On the official dais stood a speaker’s lectern in front of a row of plastic chairs, each with a card bearing the name of its designated occupant, the hard plastic of each the chair softened for the delicate dignitary rump by the addition of a cushion. No such luxury had been added for those lesser individuals destined to sit in the rows of chairs facing the dais.
Between the dais and the audience, was an area of grass enclosed with a ribbon strung between four posts, each topped with a fluttering school flag. Near the grass, on a small table, was a small garden trowel, chrome plated for the occasion.
Ray Purvis watched Dean Thomas drive into the property and carefully park the Holden ute between a Bentley and the latest model BMW. He suggested his wife and daughter might like to check on the horses and then walked over to greet the Thomas family.
After the barest of introductions, Jane suggested to her mother that they go for a walk and set off in search of her best friend, Ruth, leaving the two men alone.
Ray knew he had plenty of time and so allowed Dean Thomas to initiate the conversation and set its pace. It couldn’t have worked better. After some idle chat about the weather, the property and the proposed equestrian centre, Dean tentatively asked if he could get Ray’s opinion on a matter of business.
Purvis could barely contain his glee, “What are mates are for, Dean?” he replied. “Fire away.”
Dean explained that he and the wife had some money saved which they wished to put aside for their daughter’s education. “We’ve been thinking of a property trust with Regal Mortgage.”
“A wise decision. You’d be hard pressed to find a better rate of return and your money’s nice and safe,” Ray assured him, smoothly outlining how the company had grown into a highly respected financial institution under the chairmanship of Sir Murray St Clair.
“They certainly look very solid in the ads,” Dean said. “I just wanted to make sure there was something to back it up.”

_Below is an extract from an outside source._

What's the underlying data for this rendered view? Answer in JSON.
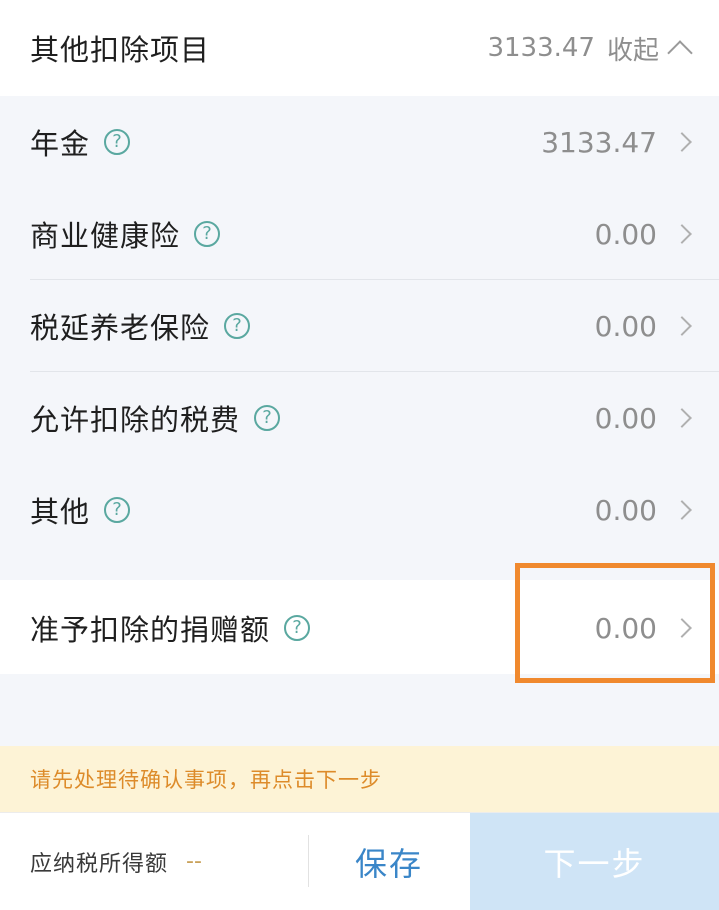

“Solid as a rock,” Purvis said confidently. “Since Sir Murray took over, he’s spread their interests over quite a range of projects. As a matter of fact, Regal’s providing half the finance for the new shopping centre.” Purvis added, casually moving the conversation on to his proposed purchase of the Thomas deli.
In the next episode, “What goes around”, Annabelle and her friends set a trap for Jane and Ray gets a surprise drenching.